Franck again leaves us with a challenge:

I know artists whose medium is life itself, and who express the inexpressible without brush, pencil, chisel, or guitar. They neither paint nor dance. Their medium is Being. Whatever their hand touches has increased life. They SEE and do not have to draw. They are artists of being alive.” (Frederick Franck, The Zen of Seeing: Seeing/Drawing as Meditation)

They are creative.

Lest you conclude otherwise, I have nothing really figured out. I regularly and grudgingly shoulder burdens better buried, am brusque with folks, and tend to judge harshly. I am afraid. However, I am also learning to be at peace, that the puzzle in my life does not have numbers on the back. If I put a piece in wrong, the worst that can happen is that the image appears surreal for a few moments while faces are reversed in the American Gothic reproduction before me. I laugh, decide if I like it that way or not, and then move on. Learn to do the same. A puzzle may come with a box and a picture, but there is no legend for life.

Thanks

Special thanks to shipmates and crews of the Nautilus Explorer, Professor Molchanov, and to fellow La Cusinga Biomimicers, as well as to my treasured kindred spirits who helped make this somewhat coherent. Thanks to Zach for the impetus and opportunity.

Chasing Capuchin Monkeys at 5AM in Costa Rica

Above: Chasing Capuchin Monkeys at 5AM in Costa Rica
Photo Credits: Heidi Kneller


Leopard Seal, Antarctica Above: Leopard Seal, Antarctica
Photo Credits: Heidi Kneller



Additional Reading

The Rarest of the Rare: Vanishing Animals, Timeless Worlds by Jeanette Winterson
Notes to Myself: My Struggle to Become a Person by Hugh Prather
View with a Grain of Sand by Wisława Szymborska
I Want to Be by Thylias Moss
Gitanjali: Offerings of Song and Art by Rabindranath Tagore
The Prohet by Kahlil Gibran
Godel, Escher, Bach: An Eternal Golden Braid by Douglas Hofstadter
The Mind’s I: Fantasies and Reflections on Self and Soul by Douglas Hofstadter, Daniel Dennett
Mathematical Basis of the Arts by Joseph Schillinger
Fire in the Mind by George Johnson
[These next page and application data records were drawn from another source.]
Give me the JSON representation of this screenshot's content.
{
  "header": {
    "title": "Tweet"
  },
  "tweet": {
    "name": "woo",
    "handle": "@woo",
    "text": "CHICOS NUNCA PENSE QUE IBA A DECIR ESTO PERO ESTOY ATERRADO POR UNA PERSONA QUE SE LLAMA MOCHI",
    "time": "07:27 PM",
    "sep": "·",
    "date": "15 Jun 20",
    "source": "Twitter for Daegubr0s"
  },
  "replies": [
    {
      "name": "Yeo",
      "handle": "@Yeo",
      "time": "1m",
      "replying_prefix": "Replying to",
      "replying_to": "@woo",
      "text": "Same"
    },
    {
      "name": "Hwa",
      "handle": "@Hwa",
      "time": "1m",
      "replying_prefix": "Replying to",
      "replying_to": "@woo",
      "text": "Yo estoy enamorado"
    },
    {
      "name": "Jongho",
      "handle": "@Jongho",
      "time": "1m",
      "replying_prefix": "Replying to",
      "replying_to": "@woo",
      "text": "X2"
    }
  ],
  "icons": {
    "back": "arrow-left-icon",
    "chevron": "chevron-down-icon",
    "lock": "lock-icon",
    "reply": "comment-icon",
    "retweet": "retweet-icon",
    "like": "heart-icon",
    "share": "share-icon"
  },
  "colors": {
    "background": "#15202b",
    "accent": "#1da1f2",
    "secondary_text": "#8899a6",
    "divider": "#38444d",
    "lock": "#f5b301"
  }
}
Baby Booby, Clipperton Island

Baby Booby, Clipperton Island
Photo Credits: Heidi Kneller

1 comment:

Anonymous said...

Good evening

Looking forward to your next post